Experiential Learning for Managers
Defining Experiential Learning
Aristotle once said, “For the things we have to learn before we can do them, we learn by doing them.” Experiential learning is the process of making meaning from direct experience. The experience can be staged or left unstructured. David A. Kolb, an American educational theorist, helped to popularize the idea of experiential learning, drawing heavily on the work of John Dewey, Kurt Lewin, and Jean Piaget. Kolb’s work on experiential learning has contributed greatly to expanding the philosophy of experiential education.
Experiential learning involves learning through reflection on doing; it is often contrasted with rote or didactic learning. Experiential learning is related to—though not fully synonymous with—experiential education, action learning, adventure learning, free-choice learning, cooperative learning, and service learning.
Experiential learning focuses on the learning process for the individual (unlike experiential education, which focuses on the transaction between teachers and students). An example of experiential learning is going to the zoo and observing and interacting with the zoo environment, as opposed to reading about animals in a book. It is the difference between firsthand knowledge and hearing or reading about other people’s experiences.
Experiential learning does not require a teacher; instead, it draws solely upon the process of making meaning based on direct individual experience. According to Kolb, knowledge is continuously gained through both personal and environmental experiences. While gaining knowledge is an inherent process that occurs naturally, certain elements must be present for a genuine learning experience to occur. Kolb states that to gain genuine knowledge from an experience requires the following abilities:
- the learner must be willing to be actively involved in the experience
- the learner must be able to reflect on the experience
- the learner must possess and use analytic skills to conceptualize the experience
- the learner must possess decision-making and problem-solving skills in order to use the new ideas gained from the experience

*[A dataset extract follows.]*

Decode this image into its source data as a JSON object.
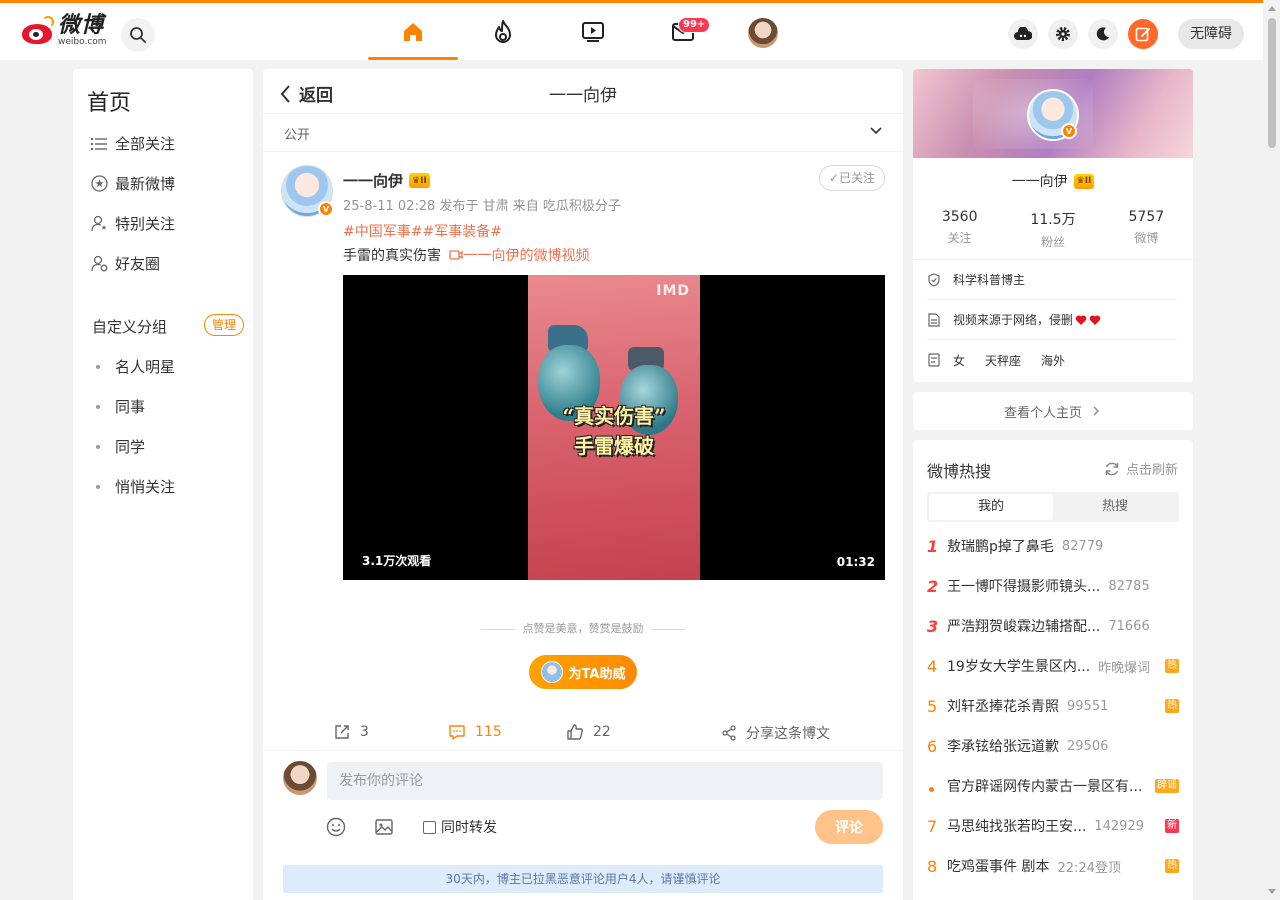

Experiential learning can be a highly effective way to learn new skills, new attitudes, or even entirely new ways of thinking. It engages the learner on a more personal level by addressing the needs and wants of the individual. It requires initiative and the ability to self-evaluate. To be truly effective, it should span goal-setting, experimenting and observing, reviewing, and planning future action.
Role in Business
Experiential learning plays an important role in business learning and managerial training. It is an integral component to many training programs, as it engages both the intellect and the senses much more comprehensively than lectures, books, or videos. For example, a computer simulation of change management can be a useful application of experiential learning, as can a board game simulating operational efficiency in a factory.
Business skills are inherently intangible, evading the capture of most textbooks without external materials to create context. Management spans a wide variety of personal capabilities and requires different skills based upon the specific role and context, making it a challenging subject to teach. Motivating others and navigating a complex organizational structure are not skills individuals can learn via textbooks; experiential learning in business may therefore serve a useful focal point for study.
This principle is particularly noticeable in business programs that utilize a cohort or group-based educational structure for students. These programs enable students to select leaders and actively practice delegation, communication, and multitasking as they work on projects. Case studies offer another effective method of capturing these complex managerial skill sets in a real-life setting. Cases place students in the shoes of managers and allow them to experience and apply the variety of skills and considerations necessary for success in a specific situation and industry.